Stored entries
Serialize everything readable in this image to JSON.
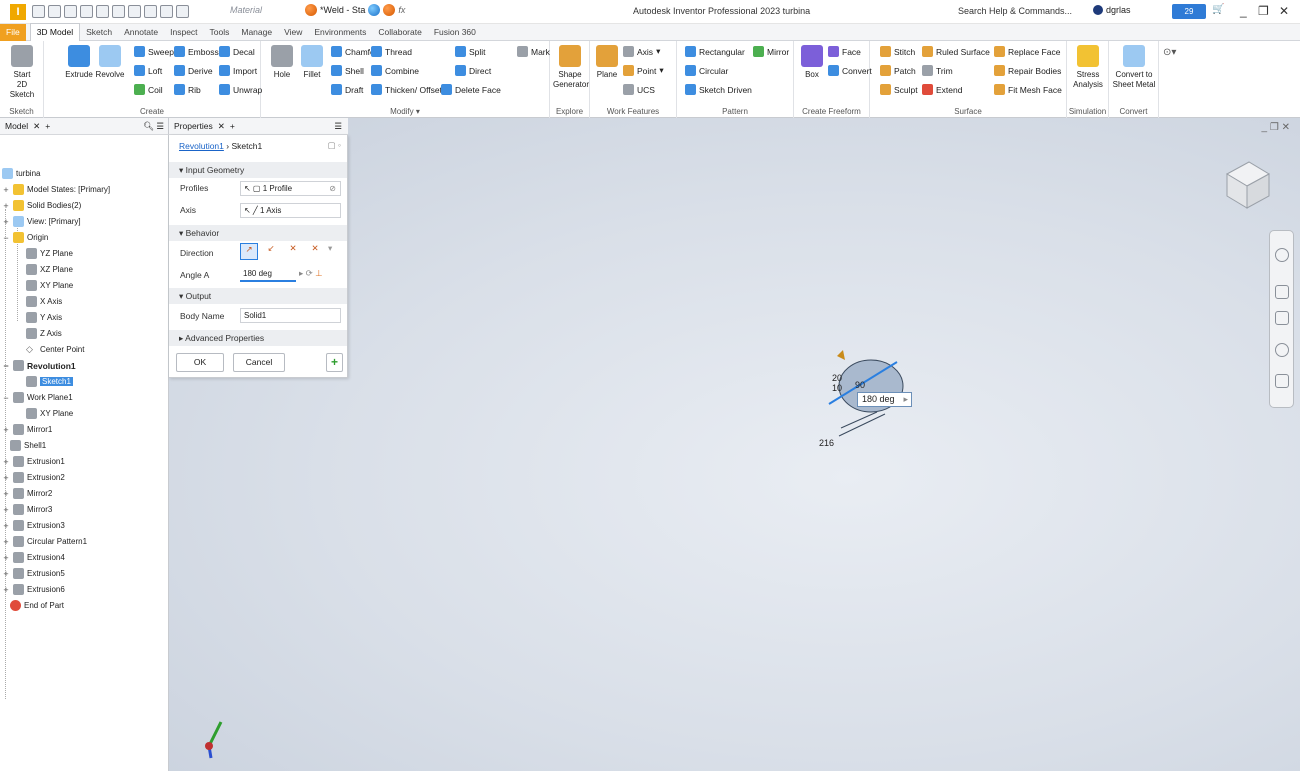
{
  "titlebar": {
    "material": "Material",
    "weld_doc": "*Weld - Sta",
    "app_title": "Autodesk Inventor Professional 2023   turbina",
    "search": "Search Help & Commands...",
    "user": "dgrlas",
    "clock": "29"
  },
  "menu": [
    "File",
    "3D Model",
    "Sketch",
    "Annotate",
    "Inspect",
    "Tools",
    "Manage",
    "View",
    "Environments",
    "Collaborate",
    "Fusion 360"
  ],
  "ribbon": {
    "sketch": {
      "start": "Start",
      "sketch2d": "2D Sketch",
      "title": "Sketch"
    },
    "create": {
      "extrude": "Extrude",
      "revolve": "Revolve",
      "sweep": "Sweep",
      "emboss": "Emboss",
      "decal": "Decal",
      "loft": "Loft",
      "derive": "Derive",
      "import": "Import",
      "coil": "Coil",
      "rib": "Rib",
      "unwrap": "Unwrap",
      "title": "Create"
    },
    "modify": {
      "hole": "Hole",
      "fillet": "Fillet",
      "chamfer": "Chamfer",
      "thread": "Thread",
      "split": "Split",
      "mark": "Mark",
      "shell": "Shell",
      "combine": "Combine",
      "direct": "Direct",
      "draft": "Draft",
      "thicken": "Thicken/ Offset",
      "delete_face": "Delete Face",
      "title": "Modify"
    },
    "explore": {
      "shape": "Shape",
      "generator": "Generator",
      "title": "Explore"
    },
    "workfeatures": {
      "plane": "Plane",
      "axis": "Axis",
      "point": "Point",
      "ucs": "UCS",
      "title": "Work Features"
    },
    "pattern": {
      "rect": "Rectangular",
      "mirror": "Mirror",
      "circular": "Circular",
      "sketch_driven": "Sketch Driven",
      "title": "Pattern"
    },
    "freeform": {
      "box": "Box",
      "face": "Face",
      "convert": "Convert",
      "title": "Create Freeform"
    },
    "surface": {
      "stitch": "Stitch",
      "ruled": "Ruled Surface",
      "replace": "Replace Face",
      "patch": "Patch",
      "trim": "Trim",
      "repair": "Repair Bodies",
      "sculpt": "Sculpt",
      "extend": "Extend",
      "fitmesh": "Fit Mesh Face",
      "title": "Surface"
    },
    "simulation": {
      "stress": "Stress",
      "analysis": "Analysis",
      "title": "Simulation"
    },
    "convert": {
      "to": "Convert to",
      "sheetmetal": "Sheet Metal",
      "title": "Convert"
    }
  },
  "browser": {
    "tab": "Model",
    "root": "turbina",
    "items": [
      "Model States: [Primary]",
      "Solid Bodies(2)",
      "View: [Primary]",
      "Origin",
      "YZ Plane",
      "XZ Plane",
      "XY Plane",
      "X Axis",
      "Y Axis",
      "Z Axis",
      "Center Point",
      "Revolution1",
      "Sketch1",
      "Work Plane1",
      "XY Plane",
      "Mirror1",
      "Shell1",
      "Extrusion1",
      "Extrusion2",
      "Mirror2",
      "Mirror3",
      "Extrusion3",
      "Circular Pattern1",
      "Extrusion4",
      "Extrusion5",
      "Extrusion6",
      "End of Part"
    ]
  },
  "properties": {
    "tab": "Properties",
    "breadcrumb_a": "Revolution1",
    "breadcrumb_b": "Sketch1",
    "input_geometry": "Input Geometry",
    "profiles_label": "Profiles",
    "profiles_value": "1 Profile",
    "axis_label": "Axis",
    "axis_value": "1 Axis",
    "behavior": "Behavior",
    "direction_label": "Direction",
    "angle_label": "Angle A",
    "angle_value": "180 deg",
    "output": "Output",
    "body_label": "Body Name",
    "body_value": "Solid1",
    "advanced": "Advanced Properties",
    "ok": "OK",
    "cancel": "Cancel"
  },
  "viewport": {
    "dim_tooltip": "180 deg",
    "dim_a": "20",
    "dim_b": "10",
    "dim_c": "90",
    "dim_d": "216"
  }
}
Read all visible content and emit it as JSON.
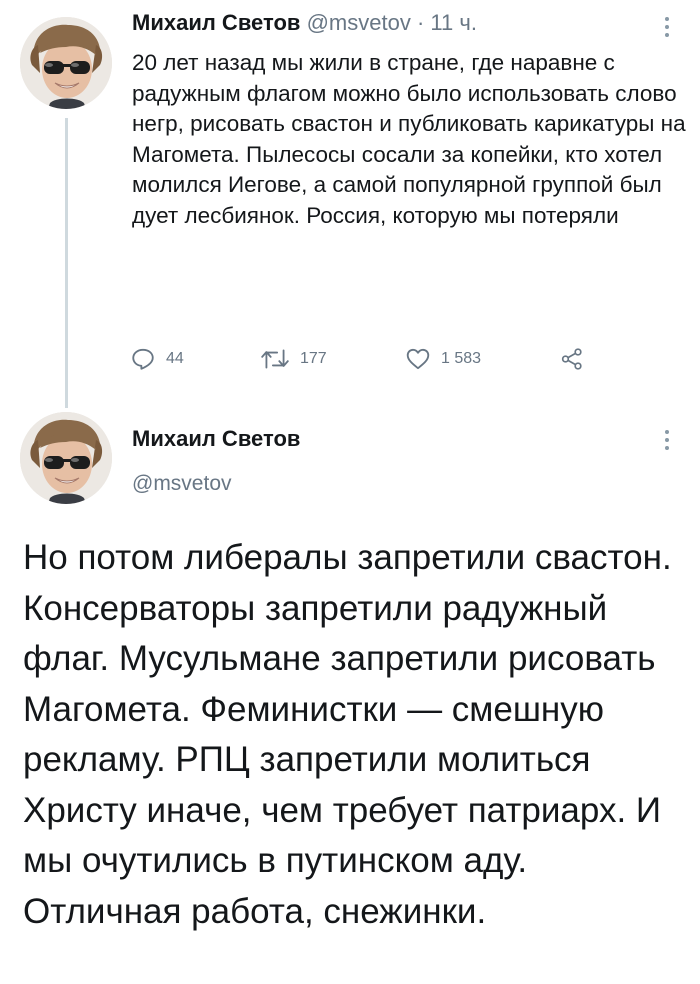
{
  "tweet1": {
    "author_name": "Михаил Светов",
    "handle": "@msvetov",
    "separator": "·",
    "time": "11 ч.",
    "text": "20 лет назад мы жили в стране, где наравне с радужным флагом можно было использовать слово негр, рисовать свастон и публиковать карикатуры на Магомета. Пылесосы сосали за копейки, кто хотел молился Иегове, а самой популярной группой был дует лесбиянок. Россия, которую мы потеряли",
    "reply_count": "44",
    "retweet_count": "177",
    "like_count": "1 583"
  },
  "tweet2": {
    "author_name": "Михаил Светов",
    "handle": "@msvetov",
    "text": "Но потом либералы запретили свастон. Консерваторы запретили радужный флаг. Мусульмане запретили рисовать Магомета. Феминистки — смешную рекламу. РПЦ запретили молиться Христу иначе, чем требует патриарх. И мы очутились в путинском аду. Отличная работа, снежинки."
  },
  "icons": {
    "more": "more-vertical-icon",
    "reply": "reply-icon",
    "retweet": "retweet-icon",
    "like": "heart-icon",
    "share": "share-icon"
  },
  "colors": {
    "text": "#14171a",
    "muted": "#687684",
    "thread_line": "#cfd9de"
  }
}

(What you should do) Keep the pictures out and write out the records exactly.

(Final answer)
Serialize everything readable in this image to JSON.
{
  "titlebar": {
    "material": "Material",
    "weld_doc": "*Weld - Sta",
    "app_title": "Autodesk Inventor Professional 2023   turbina",
    "search": "Search Help & Commands...",
    "user": "dgrlas",
    "clock": "29"
  },
  "menu": [
    "File",
    "3D Model",
    "Sketch",
    "Annotate",
    "Inspect",
    "Tools",
    "Manage",
    "View",
    "Environments",
    "Collaborate",
    "Fusion 360"
  ],
  "ribbon": {
    "sketch": {
      "start": "Start",
      "sketch2d": "2D Sketch",
      "title": "Sketch"
    },
    "create": {
      "extrude": "Extrude",
      "revolve": "Revolve",
      "sweep": "Sweep",
      "emboss": "Emboss",
      "decal": "Decal",
      "loft": "Loft",
      "derive": "Derive",
      "import": "Import",
      "coil": "Coil",
      "rib": "Rib",
      "unwrap": "Unwrap",
      "title": "Create"
    },
    "modify": {
      "hole": "Hole",
      "fillet": "Fillet",
      "chamfer": "Chamfer",
      "thread": "Thread",
      "split": "Split",
      "mark": "Mark",
      "shell": "Shell",
      "combine": "Combine",
      "direct": "Direct",
      "draft": "Draft",
      "thicken": "Thicken/ Offset",
      "delete_face": "Delete Face",
      "title": "Modify"
    },
    "explore": {
      "shape": "Shape",
      "generator": "Generator",
      "title": "Explore"
    },
    "workfeatures": {
      "plane": "Plane",
      "axis": "Axis",
      "point": "Point",
      "ucs": "UCS",
      "title": "Work Features"
    },
    "pattern": {
      "rect": "Rectangular",
      "mirror": "Mirror",
      "circular": "Circular",
      "sketch_driven": "Sketch Driven",
      "title": "Pattern"
    },
    "freeform": {
      "box": "Box",
      "face": "Face",
      "convert": "Convert",
      "title": "Create Freeform"
    },
    "surface": {
      "stitch": "Stitch",
      "ruled": "Ruled Surface",
      "replace": "Replace Face",
      "patch": "Patch",
      "trim": "Trim",
      "repair": "Repair Bodies",
      "sculpt": "Sculpt",
      "extend": "Extend",
      "fitmesh": "Fit Mesh Face",
      "title": "Surface"
    },
    "simulation": {
      "stress": "Stress",
      "analysis": "Analysis",
      "title": "Simulation"
    },
    "convert": {
      "to": "Convert to",
      "sheetmetal": "Sheet Metal",
      "title": "Convert"
    }
  },
  "browser": {
    "tab": "Model",
    "root": "turbina",
    "items": [
      "Model States: [Primary]",
      "Solid Bodies(2)",
      "View: [Primary]",
      "Origin",
      "YZ Plane",
      "XZ Plane",
      "XY Plane",
      "X Axis",
      "Y Axis",
      "Z Axis",
      "Center Point",
      "Revolution1",
      "Sketch1",
      "Work Plane1",
      "XY Plane",
      "Mirror1",
      "Shell1",
      "Extrusion1",
      "Extrusion2",
      "Mirror2",
      "Mirror3",
      "Extrusion3",
      "Circular Pattern1",
      "Extrusion4",
      "Extrusion5",
      "Extrusion6",
      "End of Part"
    ]
  },
  "properties": {
    "tab": "Properties",
    "breadcrumb_a": "Revolution1",
    "breadcrumb_b": "Sketch1",
    "input_geometry": "Input Geometry",
    "profiles_label": "Profiles",
    "profiles_value": "1 Profile",
    "axis_label": "Axis",
    "axis_value": "1 Axis",
    "behavior": "Behavior",
    "direction_label": "Direction",
    "angle_label": "Angle A",
    "angle_value": "180 deg",
    "output": "Output",
    "body_label": "Body Name",
    "body_value": "Solid1",
    "advanced": "Advanced Properties",
    "ok": "OK",
    "cancel": "Cancel"
  },
  "viewport": {
    "dim_tooltip": "180 deg",
    "dim_a": "20",
    "dim_b": "10",
    "dim_c": "90",
    "dim_d": "216"
  }
}
Read all visible content and emit it as JSON.
{
  "tweet1": {
    "author_name": "Михаил Светов",
    "handle": "@msvetov",
    "separator": "·",
    "time": "11 ч.",
    "text": "20 лет назад мы жили в стране, где наравне с радужным флагом можно было использовать слово негр, рисовать свастон и публиковать карикатуры на Магомета. Пылесосы сосали за копейки, кто хотел молился Иегове, а самой популярной группой был дует лесбиянок. Россия, которую мы потеряли",
    "reply_count": "44",
    "retweet_count": "177",
    "like_count": "1 583"
  },
  "tweet2": {
    "author_name": "Михаил Светов",
    "handle": "@msvetov",
    "text": "Но потом либералы запретили свастон. Консерваторы запретили радужный флаг. Мусульмане запретили рисовать Магомета. Феминистки — смешную рекламу. РПЦ запретили молиться Христу иначе, чем требует патриарх. И мы очутились в путинском аду. Отличная работа, снежинки."
  },
  "icons": {
    "more": "more-vertical-icon",
    "reply": "reply-icon",
    "retweet": "retweet-icon",
    "like": "heart-icon",
    "share": "share-icon"
  },
  "colors": {
    "text": "#14171a",
    "muted": "#687684",
    "thread_line": "#cfd9de"
  }
}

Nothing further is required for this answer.